§ Lord Varley
asked Her Majesty's Government:
When they will announce the future of the over thirty month scheme (OTMS). [HL2510]
§ The Parliamentary Under-Secretary of State, Department for Environment, Food and Rural Affairs (Lord Whitty)
In 1996, at the height of the BSE crisis, the then government and European partners introduced a raft of measures aimed at protecting public health, supporting the market and restoring consumer confidence in beef.
The OTMS was introduced to provide an outlet for cattle affected by the over thirty month rule, which bans beef from cattle more than 30 months old from being sold for human consumption. It is operated under EU Regulation 716/96 and farmers are paid for animals more than 30 months old which are slaughtered and destroyed. The scheme costs around £400 million a year, and more than £3.2 billion has been spent on it since 1996.
The over thirty month rule is currently being reviewed by the Food Standards Agency; although no decisions have been taken it is possible that the review will lead to changes and that beef from older cattle will again be available for human consumption, subject to testing negative for BSE.
This possibilty offers exciting new challenges and opportunities for the UK beef industry. It has led the Government to take a number of strategic actions to assist the industry in preparing for an orderly ret urn to more normal market conditions.
Our officials asked the European Commission to reduce the rates paid to farmers for animals entering the OTMS. On 28 March the EU Beef Management Committee unanimously agreed a proposal by the European Commission. The rates for cows will fall by 20 per cent and the rate for steers, heifers and hulls by 8 per cent. The new rates, which reflect changes to market prices elsewhere in the EU since 1997, are 0.64 euros per kg liveweight for cows and 0.83 euros per kg liveweight for other animals.43WA

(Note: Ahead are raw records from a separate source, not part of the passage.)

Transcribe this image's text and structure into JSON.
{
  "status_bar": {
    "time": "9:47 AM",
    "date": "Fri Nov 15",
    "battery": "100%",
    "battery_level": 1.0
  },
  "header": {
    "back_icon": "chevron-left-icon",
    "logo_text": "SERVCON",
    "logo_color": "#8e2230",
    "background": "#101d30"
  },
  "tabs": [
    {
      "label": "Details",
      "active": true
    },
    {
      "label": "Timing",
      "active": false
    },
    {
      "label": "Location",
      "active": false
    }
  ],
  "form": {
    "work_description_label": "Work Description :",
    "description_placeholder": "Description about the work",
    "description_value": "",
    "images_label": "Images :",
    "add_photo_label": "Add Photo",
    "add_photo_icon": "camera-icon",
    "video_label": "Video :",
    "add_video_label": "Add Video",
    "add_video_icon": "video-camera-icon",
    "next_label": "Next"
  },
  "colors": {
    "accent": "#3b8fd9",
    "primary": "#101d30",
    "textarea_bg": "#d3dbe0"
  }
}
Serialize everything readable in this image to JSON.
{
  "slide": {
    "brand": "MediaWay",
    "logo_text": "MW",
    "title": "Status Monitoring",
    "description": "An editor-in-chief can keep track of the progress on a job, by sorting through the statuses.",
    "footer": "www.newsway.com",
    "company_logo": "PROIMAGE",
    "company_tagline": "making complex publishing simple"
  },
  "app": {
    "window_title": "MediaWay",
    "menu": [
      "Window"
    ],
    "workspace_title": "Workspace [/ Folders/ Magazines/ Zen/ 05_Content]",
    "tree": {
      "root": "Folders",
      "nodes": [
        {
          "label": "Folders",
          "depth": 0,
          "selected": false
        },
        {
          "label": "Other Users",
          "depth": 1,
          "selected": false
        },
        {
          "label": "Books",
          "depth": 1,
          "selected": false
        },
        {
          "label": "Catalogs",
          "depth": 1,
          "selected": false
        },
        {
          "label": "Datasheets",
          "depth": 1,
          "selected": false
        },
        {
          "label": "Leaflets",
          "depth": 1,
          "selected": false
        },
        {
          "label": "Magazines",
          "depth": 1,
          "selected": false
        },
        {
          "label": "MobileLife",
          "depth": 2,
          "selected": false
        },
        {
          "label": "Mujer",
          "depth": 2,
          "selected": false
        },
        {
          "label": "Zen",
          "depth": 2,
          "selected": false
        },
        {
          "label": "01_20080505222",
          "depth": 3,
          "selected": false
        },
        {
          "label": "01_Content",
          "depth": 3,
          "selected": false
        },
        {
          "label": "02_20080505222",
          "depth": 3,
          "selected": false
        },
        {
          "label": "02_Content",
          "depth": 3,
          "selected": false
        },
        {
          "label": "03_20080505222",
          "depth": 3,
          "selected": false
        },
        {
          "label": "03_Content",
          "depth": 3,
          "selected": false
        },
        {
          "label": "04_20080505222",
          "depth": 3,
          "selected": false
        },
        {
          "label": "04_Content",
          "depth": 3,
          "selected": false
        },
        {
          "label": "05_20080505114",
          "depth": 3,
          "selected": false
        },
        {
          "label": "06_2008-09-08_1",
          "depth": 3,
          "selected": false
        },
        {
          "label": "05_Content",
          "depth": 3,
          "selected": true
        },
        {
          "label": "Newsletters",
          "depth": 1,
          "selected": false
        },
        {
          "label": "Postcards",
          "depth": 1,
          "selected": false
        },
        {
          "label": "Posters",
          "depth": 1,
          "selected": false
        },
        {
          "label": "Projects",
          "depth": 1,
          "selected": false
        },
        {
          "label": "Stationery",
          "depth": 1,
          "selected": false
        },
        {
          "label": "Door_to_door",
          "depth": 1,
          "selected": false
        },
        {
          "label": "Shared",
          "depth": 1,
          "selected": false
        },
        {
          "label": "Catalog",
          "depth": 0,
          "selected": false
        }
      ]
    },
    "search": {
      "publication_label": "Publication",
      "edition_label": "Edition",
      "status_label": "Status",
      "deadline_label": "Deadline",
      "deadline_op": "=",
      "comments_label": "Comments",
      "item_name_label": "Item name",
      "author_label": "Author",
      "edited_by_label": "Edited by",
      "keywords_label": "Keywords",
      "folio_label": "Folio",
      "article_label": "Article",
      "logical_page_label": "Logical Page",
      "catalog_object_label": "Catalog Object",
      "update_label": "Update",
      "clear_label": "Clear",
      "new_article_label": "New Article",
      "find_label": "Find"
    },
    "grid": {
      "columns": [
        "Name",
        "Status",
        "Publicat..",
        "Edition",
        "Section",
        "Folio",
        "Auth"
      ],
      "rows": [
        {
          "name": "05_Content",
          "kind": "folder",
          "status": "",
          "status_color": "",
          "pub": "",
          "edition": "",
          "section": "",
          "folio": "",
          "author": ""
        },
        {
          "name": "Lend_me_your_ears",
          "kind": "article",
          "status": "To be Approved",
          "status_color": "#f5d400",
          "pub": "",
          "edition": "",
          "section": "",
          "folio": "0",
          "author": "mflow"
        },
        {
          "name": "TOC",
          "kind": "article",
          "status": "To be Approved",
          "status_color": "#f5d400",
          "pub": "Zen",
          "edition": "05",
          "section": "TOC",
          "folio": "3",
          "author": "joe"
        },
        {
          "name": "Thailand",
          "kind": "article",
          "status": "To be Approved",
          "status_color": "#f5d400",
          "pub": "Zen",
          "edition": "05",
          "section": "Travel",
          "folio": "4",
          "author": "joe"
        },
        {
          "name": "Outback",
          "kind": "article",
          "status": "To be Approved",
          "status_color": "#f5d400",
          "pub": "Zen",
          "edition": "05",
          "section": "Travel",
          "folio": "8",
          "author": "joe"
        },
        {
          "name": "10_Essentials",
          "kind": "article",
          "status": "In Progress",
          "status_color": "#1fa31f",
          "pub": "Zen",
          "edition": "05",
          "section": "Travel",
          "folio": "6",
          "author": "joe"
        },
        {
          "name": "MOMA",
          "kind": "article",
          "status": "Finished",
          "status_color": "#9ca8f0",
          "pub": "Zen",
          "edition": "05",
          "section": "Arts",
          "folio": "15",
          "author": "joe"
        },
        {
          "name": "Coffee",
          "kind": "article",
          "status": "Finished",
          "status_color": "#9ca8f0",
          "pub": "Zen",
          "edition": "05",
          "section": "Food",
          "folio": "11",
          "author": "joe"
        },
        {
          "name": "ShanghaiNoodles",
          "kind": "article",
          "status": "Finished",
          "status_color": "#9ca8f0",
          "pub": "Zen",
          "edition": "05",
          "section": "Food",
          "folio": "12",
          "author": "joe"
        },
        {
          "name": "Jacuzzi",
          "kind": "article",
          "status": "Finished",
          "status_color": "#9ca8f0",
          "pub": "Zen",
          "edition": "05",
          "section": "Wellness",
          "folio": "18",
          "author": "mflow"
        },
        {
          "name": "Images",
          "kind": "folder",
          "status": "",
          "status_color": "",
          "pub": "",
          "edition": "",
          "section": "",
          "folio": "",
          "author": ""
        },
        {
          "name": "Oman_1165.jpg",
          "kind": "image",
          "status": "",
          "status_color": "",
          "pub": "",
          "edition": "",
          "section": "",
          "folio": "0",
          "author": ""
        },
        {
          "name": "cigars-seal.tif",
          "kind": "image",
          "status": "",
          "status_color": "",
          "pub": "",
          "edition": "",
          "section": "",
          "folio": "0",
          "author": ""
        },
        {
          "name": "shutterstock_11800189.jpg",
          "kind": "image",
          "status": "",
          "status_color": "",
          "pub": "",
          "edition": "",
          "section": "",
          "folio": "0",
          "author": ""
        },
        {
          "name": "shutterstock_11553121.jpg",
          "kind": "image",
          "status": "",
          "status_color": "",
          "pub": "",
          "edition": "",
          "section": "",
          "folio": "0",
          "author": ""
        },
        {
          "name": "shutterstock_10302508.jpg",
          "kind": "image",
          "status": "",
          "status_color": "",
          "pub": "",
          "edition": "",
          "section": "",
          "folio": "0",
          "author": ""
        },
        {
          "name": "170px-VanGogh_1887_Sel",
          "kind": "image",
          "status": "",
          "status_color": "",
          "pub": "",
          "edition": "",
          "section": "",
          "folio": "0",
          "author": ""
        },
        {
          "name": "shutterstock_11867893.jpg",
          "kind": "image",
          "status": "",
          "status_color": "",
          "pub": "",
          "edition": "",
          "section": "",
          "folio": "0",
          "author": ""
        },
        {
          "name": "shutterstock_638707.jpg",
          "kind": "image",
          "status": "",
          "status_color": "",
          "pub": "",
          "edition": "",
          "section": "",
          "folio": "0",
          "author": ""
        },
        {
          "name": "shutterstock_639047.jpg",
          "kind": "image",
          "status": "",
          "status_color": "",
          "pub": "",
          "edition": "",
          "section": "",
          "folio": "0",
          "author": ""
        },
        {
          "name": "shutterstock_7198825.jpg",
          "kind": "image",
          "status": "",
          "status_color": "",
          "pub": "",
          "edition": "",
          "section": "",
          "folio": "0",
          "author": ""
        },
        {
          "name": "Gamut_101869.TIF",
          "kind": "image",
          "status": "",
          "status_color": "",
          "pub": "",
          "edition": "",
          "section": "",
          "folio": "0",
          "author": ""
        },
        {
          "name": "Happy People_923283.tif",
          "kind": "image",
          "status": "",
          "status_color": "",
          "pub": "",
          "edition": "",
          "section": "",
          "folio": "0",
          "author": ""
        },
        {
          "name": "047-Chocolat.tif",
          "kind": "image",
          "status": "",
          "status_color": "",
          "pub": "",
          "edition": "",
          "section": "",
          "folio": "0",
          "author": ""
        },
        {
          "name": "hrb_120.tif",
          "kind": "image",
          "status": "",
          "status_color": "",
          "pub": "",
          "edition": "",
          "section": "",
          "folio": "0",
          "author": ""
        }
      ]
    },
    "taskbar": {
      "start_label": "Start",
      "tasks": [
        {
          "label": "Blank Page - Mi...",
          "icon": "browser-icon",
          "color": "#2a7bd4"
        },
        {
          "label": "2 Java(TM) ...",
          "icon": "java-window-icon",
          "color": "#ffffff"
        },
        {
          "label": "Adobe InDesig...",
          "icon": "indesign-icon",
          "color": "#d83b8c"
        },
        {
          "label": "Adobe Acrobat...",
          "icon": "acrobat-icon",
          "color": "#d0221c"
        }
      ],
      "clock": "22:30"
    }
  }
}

The new rates will come into effect on 28 April and will apply to all animals slaughtered from that date. This action will ensure that taxpayers do not pay farmers prices well above the level that they could expect to get on the market and will help discourage the entry of cattle which may be slaughtered for beef following any changes to the rule.
Our officials are setting up a core stakeholders group to explore with the industry the way forward if the rule is changed. They will be talking to the European Commission about how any disruption to the beef market can be minimised and any further changes to the scheme that may be required.
The UK currently imports 30 per cent or around 290,000 tonnes of its domestic beef requirement. Changes to the rule are expected to allow large quantities of cow beef for manufacturing and some prime beef for retail use onto the domestic market, which will assist in reducing the import requirement and increasing the availability of both prime quality and cow beef for export. In order to capitalise on these increased supplies for export and to minimise domestic market distortion, my officials have alerted the European Commission to our intention to seek a change to the 30 month limit in the date based export scheme (DBES) in line with any change to the over thirty month rule.
Our officials are also working with stakeholders to ensure that effective arrangements for BSE testing and removal of vertebral column will be in place.